Left ventricular dysfunction increases left atrial pressures and causes atrial remodeling. In human subjects, increased left atrial size is a powerful predictor of mortality and adverse events in a broad range of cardiac pathologic conditions. Moreover, structural remodeling of the atrium plays an important role in the pathogenesis of atrial tachyarrhythmias. Despite the potential value of the atrium in assessment of functional endpoints in myocardial disease, atrial pathologic alterations in mouse models of left ventricular disease have not been systematically investigated. Our study describes the geometric, morphologic, and structural changes in experimental mouse models of cardiac pressure overload (induced through transverse aortic constriction), myocardial infarction, and diabetes. Morphometric and histological analysis showed that pressure overload was associated with left atrial dilation, increased left atrial mass, loss of myofibrillar content in a subset of atrial cardiomyocytes, atrial cardiomyocyte hypertrophy, and atrial fibrosis. In mice undergoing nonreperfused myocardial infarction protocols, marked left ventricular systolic dysfunction was associated with left atrial enlargement, atrial cardiomyocyte hypertrophy, and atrial fibrosis. Both infarcted animals and pressure overloaded mice exhibited attenuation and perturbed localization of atrial connexin-43 immunoreactivity, suggesting gap junctional remodeling. In the absence of injury, obese diabetic db/db mice had diastolic dysfunction associated with atrial dilation, atrial cardiomyocyte hypertrophy, and mild atrial fibrosis.

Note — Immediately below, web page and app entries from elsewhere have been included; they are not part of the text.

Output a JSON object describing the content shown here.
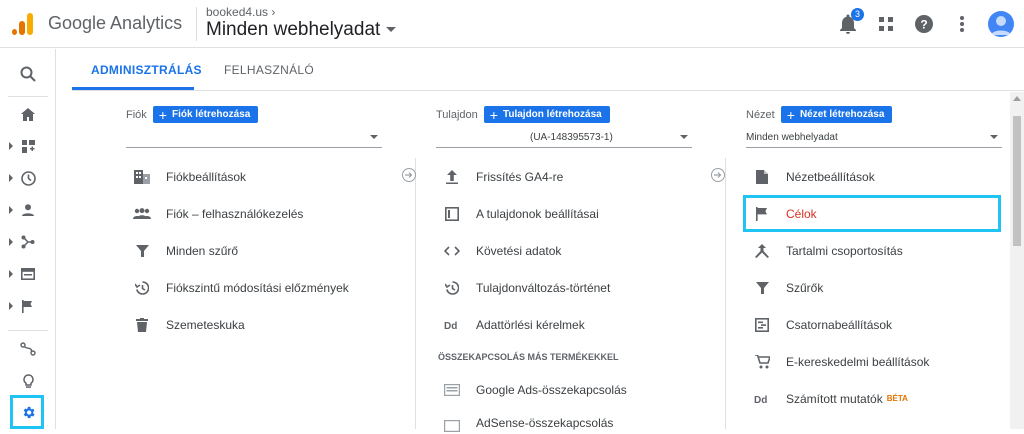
{
  "header": {
    "app_title": "Google Analytics",
    "breadcrumb": "booked4.us",
    "view_name": "Minden webhelyadat",
    "notification_count": "3"
  },
  "sidebar": {
    "icons": [
      "search-icon",
      "home-icon",
      "customization-icon",
      "realtime-icon",
      "audience-icon",
      "acquisition-icon",
      "behavior-icon",
      "conversions-icon",
      "attribution-icon",
      "discover-icon",
      "admin-gear-icon"
    ]
  },
  "tabs": {
    "admin": "ADMINISZTRÁLÁS",
    "user": "FELHASZNÁLÓ"
  },
  "account": {
    "label": "Fiók",
    "create": "Fiók létrehozása",
    "selected": "",
    "items": [
      {
        "icon": "building-icon",
        "label": "Fiókbeállítások"
      },
      {
        "icon": "people-icon",
        "label": "Fiók – felhasználókezelés"
      },
      {
        "icon": "filter-icon",
        "label": "Minden szűrő"
      },
      {
        "icon": "history-icon",
        "label": "Fiókszintű módosítási előzmények"
      },
      {
        "icon": "trash-icon",
        "label": "Szemeteskuka"
      }
    ]
  },
  "property": {
    "label": "Tulajdon",
    "create": "Tulajdon létrehozása",
    "selected": "(UA-148395573-1)",
    "items": [
      {
        "icon": "upgrade-arrow-icon",
        "label": "Frissítés GA4-re"
      },
      {
        "icon": "window-icon",
        "label": "A tulajdonok beállításai"
      },
      {
        "icon": "code-icon",
        "label": "Követési adatok"
      },
      {
        "icon": "history-icon",
        "label": "Tulajdonváltozás-történet"
      },
      {
        "icon": "dd-icon",
        "label": "Adattörlési kérelmek"
      }
    ],
    "section_label": "ÖSSZEKAPCSOLÁS MÁS TERMÉKEKKEL",
    "link_items": [
      {
        "icon": "google-ads-icon",
        "label": "Google Ads-összekapcsolás"
      },
      {
        "icon": "adsense-icon",
        "label": "AdSense-összekapcsolás"
      }
    ]
  },
  "view": {
    "label": "Nézet",
    "create": "Nézet létrehozása",
    "selected": "Minden webhelyadat",
    "items": [
      {
        "icon": "document-icon",
        "label": "Nézetbeállítások"
      },
      {
        "icon": "flag-icon",
        "label": "Célok"
      },
      {
        "icon": "content-grouping-icon",
        "label": "Tartalmi csoportosítás"
      },
      {
        "icon": "filter-icon",
        "label": "Szűrők"
      },
      {
        "icon": "channel-settings-icon",
        "label": "Csatornabeállítások"
      },
      {
        "icon": "cart-icon",
        "label": "E-kereskedelmi beállítások"
      },
      {
        "icon": "dd-icon",
        "label": "Számított mutatók",
        "badge": "BÉTA"
      }
    ]
  },
  "colors": {
    "accent": "#1a73e8",
    "highlight": "#20c4f4",
    "selected_text": "#d93025"
  }
}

Considering the challenges in assessment of clinically relevant functional endpoints in mouse models of heart disease, study of atrial geometry and morphology may serve as an important new tool for evaluation of ventricular function.
- Atrial remodeling
- Heart failure
- Myocardial infarction
ASJC Scopus subject areas
- Pathology and Forensic Medicine
- Cardiology and Cardiovascular Medicine